- What the task asks: Each entry below needs to be retyped exactly as given.

##### Exercise inputs

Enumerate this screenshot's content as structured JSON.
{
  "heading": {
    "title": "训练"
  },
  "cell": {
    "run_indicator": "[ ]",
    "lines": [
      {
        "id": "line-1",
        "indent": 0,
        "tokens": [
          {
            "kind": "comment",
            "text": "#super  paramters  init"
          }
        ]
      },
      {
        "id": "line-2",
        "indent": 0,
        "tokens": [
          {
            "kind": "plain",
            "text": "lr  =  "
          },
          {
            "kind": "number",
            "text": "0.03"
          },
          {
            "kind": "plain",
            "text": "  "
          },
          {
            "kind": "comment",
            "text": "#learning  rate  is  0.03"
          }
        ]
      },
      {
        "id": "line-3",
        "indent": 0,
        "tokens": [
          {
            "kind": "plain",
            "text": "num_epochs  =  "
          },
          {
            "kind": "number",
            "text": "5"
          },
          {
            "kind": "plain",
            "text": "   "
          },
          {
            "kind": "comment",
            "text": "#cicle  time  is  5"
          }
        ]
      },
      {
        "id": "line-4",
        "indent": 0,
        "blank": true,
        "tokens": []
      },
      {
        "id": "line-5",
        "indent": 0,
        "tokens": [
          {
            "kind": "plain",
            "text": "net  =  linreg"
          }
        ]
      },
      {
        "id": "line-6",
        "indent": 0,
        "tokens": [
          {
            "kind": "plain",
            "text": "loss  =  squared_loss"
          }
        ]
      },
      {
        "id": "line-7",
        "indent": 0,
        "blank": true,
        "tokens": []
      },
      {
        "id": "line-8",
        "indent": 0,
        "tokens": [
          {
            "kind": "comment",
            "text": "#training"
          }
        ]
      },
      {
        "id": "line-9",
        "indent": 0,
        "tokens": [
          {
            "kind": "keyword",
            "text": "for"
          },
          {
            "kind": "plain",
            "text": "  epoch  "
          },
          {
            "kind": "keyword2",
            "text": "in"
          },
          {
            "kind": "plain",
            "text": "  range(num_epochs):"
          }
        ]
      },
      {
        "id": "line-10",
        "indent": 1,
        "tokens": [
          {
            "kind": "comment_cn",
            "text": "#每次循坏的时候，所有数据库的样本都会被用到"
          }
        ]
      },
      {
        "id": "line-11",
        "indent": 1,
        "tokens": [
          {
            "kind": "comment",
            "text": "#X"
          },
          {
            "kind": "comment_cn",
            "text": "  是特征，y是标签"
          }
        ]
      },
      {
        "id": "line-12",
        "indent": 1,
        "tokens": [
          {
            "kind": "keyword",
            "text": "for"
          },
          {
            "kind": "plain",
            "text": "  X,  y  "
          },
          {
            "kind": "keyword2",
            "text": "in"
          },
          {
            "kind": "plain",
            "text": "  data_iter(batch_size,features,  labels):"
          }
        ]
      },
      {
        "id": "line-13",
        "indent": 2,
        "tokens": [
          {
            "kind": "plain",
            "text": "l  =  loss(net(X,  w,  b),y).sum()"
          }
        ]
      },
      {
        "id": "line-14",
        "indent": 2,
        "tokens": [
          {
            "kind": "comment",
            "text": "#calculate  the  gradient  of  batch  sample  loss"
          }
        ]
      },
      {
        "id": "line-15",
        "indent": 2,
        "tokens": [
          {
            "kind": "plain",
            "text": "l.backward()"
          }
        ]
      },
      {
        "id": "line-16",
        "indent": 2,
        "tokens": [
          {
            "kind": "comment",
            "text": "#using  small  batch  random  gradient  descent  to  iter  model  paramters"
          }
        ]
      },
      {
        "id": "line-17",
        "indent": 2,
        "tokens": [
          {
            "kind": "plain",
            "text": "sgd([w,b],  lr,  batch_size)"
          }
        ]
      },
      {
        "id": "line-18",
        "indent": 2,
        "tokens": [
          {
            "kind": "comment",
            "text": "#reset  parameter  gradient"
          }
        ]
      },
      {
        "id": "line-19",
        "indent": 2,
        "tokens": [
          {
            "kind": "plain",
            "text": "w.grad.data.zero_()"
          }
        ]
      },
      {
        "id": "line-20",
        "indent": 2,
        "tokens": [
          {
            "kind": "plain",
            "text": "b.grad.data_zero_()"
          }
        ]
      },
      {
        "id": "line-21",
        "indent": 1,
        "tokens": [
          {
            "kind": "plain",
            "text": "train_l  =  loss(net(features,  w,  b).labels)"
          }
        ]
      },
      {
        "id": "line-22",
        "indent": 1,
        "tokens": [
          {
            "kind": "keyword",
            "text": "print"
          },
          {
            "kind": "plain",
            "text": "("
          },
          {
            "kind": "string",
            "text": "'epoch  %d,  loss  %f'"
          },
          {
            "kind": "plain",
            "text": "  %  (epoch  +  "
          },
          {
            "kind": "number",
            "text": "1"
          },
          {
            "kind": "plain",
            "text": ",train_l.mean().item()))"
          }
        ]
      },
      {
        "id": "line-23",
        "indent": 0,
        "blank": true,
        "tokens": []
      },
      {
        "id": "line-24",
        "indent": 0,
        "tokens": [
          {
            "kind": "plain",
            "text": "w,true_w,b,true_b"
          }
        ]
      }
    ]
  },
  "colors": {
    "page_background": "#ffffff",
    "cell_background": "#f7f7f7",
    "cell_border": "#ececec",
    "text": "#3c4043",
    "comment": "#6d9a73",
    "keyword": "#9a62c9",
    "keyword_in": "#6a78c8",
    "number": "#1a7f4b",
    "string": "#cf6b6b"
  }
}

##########

- Response to this task:
Enumerate this screenshot's content as structured JSON.
{
  "heading": {
    "title": "训练"
  },
  "cell": {
    "run_indicator": "[ ]",
    "lines": [
      {
        "id": "line-1",
        "indent": 0,
        "tokens": [
          {
            "kind": "comment",
            "text": "#super  paramters  init"
          }
        ]
      },
      {
        "id": "line-2",
        "indent": 0,
        "tokens": [
          {
            "kind": "plain",
            "text": "lr  =  "
          },
          {
            "kind": "number",
            "text": "0.03"
          },
          {
            "kind": "plain",
            "text": "  "
          },
          {
            "kind": "comment",
            "text": "#learning  rate  is  0.03"
          }
        ]
      },
      {
        "id": "line-3",
        "indent": 0,
        "tokens": [
          {
            "kind": "plain",
            "text": "num_epochs  =  "
          },
          {
            "kind": "number",
            "text": "5"
          },
          {
            "kind": "plain",
            "text": "   "
          },
          {
            "kind": "comment",
            "text": "#cicle  time  is  5"
          }
        ]
      },
      {
        "id": "line-4",
        "indent": 0,
        "blank": true,
        "tokens": []
      },
      {
        "id": "line-5",
        "indent": 0,
        "tokens": [
          {
            "kind": "plain",
            "text": "net  =  linreg"
          }
        ]
      },
      {
        "id": "line-6",
        "indent": 0,
        "tokens": [
          {
            "kind": "plain",
            "text": "loss  =  squared_loss"
          }
        ]
      },
      {
        "id": "line-7",
        "indent": 0,
        "blank": true,
        "tokens": []
      },
      {
        "id": "line-8",
        "indent": 0,
        "tokens": [
          {
            "kind": "comment",
            "text": "#training"
          }
        ]
      },
      {
        "id": "line-9",
        "indent": 0,
        "tokens": [
          {
            "kind": "keyword",
            "text": "for"
          },
          {
            "kind": "plain",
            "text": "  epoch  "
          },
          {
            "kind": "keyword2",
            "text": "in"
          },
          {
            "kind": "plain",
            "text": "  range(num_epochs):"
          }
        ]
      },
      {
        "id": "line-10",
        "indent": 1,
        "tokens": [
          {
            "kind": "comment_cn",
            "text": "#每次循坏的时候，所有数据库的样本都会被用到"
          }
        ]
      },
      {
        "id": "line-11",
        "indent": 1,
        "tokens": [
          {
            "kind": "comment",
            "text": "#X"
          },
          {
            "kind": "comment_cn",
            "text": "  是特征，y是标签"
          }
        ]
      },
      {
        "id": "line-12",
        "indent": 1,
        "tokens": [
          {
            "kind": "keyword",
            "text": "for"
          },
          {
            "kind": "plain",
            "text": "  X,  y  "
          },
          {
            "kind": "keyword2",
            "text": "in"
          },
          {
            "kind": "plain",
            "text": "  data_iter(batch_size,features,  labels):"
          }
        ]
      },
      {
        "id": "line-13",
        "indent": 2,
        "tokens": [
          {
            "kind": "plain",
            "text": "l  =  loss(net(X,  w,  b),y).sum()"
          }
        ]
      },
      {
        "id": "line-14",
        "indent": 2,
        "tokens": [
          {
            "kind": "comment",
            "text": "#calculate  the  gradient  of  batch  sample  loss"
          }
        ]
      },
      {
        "id": "line-15",
        "indent": 2,
        "tokens": [
          {
            "kind": "plain",
            "text": "l.backward()"
          }
        ]
      },
      {
        "id": "line-16",
        "indent": 2,
        "tokens": [
          {
            "kind": "comment",
            "text": "#using  small  batch  random  gradient  descent  to  iter  model  paramters"
          }
        ]
      },
      {
        "id": "line-17",
        "indent": 2,
        "tokens": [
          {
            "kind": "plain",
            "text": "sgd([w,b],  lr,  batch_size)"
          }
        ]
      },
      {
        "id": "line-18",
        "indent": 2,
        "tokens": [
          {
            "kind": "comment",
            "text": "#reset  parameter  gradient"
          }
        ]
      },
      {
        "id": "line-19",
        "indent": 2,
        "tokens": [
          {
            "kind": "plain",
            "text": "w.grad.data.zero_()"
          }
        ]
      },
      {
        "id": "line-20",
        "indent": 2,
        "tokens": [
          {
            "kind": "plain",
            "text": "b.grad.data_zero_()"
          }
        ]
      },
      {
        "id": "line-21",
        "indent": 1,
        "tokens": [
          {
            "kind": "plain",
            "text": "train_l  =  loss(net(features,  w,  b).labels)"
          }
        ]
      },
      {
        "id": "line-22",
        "indent": 1,
        "tokens": [
          {
            "kind": "keyword",
            "text": "print"
          },
          {
            "kind": "plain",
            "text": "("
          },
          {
            "kind": "string",
            "text": "'epoch  %d,  loss  %f'"
          },
          {
            "kind": "plain",
            "text": "  %  (epoch  +  "
          },
          {
            "kind": "number",
            "text": "1"
          },
          {
            "kind": "plain",
            "text": ",train_l.mean().item()))"
          }
        ]
      },
      {
        "id": "line-23",
        "indent": 0,
        "blank": true,
        "tokens": []
      },
      {
        "id": "line-24",
        "indent": 0,
        "tokens": [
          {
            "kind": "plain",
            "text": "w,true_w,b,true_b"
          }
        ]
      }
    ]
  },
  "colors": {
    "page_background": "#ffffff",
    "cell_background": "#f7f7f7",
    "cell_border": "#ececec",
    "text": "#3c4043",
    "comment": "#6d9a73",
    "keyword": "#9a62c9",
    "keyword_in": "#6a78c8",
    "number": "#1a7f4b",
    "string": "#cf6b6b"
  }
}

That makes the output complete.